[[ DATA, beginning ]]
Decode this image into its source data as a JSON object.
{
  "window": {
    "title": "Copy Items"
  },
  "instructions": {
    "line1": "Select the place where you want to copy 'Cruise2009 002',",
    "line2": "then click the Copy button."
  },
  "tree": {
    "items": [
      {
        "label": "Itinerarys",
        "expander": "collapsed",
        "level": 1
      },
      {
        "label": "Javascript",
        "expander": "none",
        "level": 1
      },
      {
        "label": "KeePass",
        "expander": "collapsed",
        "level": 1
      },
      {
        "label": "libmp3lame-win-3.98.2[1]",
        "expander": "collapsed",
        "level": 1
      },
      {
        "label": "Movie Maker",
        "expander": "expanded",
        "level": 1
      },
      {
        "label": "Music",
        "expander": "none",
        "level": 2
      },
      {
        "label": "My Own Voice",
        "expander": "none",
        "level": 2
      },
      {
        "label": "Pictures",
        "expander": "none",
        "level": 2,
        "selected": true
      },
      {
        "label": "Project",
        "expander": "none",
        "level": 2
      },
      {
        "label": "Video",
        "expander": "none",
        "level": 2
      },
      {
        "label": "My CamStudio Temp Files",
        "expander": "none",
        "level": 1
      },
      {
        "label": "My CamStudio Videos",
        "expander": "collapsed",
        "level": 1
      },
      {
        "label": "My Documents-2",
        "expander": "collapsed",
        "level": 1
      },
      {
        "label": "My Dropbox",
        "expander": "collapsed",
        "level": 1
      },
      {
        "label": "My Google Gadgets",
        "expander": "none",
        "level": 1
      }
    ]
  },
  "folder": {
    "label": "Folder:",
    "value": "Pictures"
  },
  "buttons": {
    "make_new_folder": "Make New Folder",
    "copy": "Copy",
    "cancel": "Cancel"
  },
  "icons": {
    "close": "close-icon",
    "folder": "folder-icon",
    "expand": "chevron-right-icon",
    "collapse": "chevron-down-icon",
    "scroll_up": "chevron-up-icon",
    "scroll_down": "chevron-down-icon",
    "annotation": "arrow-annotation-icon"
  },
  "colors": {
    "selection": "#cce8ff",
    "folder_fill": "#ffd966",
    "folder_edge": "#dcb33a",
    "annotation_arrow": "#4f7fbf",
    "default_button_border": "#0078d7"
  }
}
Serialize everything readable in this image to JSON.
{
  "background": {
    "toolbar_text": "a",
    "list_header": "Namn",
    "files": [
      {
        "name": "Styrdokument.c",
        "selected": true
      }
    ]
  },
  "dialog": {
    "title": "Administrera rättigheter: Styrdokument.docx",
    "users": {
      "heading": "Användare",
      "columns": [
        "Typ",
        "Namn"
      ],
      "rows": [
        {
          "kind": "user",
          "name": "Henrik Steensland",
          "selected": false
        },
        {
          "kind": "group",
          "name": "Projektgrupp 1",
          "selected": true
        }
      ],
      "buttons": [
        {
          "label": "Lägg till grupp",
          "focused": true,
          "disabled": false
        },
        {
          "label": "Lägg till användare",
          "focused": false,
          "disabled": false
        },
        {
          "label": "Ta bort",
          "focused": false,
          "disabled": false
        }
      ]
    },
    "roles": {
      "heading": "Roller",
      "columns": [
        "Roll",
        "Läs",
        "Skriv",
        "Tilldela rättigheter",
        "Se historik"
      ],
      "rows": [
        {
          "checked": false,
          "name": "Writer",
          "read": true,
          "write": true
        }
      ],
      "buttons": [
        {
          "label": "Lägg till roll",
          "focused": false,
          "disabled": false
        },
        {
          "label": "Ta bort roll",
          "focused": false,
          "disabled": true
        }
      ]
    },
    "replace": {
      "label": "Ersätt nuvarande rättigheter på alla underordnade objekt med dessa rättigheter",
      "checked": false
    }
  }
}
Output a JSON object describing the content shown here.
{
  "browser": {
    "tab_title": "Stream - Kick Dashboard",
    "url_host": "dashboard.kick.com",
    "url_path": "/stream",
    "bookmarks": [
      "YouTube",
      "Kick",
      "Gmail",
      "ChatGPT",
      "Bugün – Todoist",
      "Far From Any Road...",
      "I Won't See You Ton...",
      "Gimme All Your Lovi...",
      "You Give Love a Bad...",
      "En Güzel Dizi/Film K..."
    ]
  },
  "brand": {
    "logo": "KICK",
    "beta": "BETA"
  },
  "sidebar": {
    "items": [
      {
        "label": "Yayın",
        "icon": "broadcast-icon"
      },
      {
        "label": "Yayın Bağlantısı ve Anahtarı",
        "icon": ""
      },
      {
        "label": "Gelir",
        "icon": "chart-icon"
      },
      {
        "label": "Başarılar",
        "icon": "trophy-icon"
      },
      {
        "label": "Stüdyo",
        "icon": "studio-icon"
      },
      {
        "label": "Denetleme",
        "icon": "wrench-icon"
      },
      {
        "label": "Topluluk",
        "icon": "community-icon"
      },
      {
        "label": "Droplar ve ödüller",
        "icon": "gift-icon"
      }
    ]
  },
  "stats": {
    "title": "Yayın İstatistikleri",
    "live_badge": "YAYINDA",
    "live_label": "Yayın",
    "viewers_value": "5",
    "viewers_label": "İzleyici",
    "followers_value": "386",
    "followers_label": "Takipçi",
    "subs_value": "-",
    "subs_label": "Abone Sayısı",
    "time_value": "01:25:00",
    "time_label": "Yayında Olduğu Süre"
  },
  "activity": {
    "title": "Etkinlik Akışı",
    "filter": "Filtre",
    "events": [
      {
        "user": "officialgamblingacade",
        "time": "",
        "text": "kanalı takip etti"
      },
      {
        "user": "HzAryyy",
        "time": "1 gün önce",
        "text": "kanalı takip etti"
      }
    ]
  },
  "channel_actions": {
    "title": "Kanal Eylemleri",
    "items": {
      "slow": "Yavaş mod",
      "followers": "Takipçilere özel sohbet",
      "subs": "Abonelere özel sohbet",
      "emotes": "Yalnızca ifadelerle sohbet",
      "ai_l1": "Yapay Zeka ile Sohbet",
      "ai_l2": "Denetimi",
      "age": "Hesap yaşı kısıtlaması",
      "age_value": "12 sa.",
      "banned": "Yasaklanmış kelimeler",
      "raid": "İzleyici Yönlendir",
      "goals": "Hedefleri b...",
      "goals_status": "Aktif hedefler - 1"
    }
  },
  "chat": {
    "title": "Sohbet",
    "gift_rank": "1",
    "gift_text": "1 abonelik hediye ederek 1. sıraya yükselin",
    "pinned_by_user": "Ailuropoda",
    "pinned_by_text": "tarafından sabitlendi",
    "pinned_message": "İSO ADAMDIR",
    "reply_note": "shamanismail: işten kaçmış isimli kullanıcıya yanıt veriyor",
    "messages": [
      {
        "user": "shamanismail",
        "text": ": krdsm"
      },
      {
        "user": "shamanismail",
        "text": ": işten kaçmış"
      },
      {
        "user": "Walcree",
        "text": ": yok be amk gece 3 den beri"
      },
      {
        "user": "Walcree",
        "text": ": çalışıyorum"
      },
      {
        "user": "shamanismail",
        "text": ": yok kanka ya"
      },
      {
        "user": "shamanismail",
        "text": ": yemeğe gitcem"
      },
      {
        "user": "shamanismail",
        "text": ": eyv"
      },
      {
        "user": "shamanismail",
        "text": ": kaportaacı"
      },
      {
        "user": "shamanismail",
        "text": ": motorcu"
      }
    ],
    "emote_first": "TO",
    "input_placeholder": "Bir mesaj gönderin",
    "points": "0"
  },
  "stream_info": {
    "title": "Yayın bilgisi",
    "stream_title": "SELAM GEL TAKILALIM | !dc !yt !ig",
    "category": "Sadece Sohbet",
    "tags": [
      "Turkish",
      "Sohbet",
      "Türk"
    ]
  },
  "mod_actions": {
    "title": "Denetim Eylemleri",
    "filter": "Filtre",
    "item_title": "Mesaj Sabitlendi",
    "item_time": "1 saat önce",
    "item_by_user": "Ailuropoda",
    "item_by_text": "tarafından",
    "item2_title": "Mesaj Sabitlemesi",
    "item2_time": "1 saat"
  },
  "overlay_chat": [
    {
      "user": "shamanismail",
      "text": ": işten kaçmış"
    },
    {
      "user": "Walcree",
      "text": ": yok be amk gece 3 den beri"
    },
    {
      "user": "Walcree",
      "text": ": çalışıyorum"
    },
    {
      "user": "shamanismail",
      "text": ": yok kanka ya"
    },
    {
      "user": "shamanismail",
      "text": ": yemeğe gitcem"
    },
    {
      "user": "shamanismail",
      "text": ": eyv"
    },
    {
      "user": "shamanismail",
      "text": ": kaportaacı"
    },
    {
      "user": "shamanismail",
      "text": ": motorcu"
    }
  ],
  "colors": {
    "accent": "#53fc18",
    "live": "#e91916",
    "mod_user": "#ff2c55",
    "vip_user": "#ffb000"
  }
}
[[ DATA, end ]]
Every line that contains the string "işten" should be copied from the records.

▸ **THE COMPLETED TASK**
    "reply_note": "shamanismail: işten kaçmış isimli kullanıcıya yanıt veriyor",
        "text": ": işten kaçmış"
      "text": ": işten kaçmış"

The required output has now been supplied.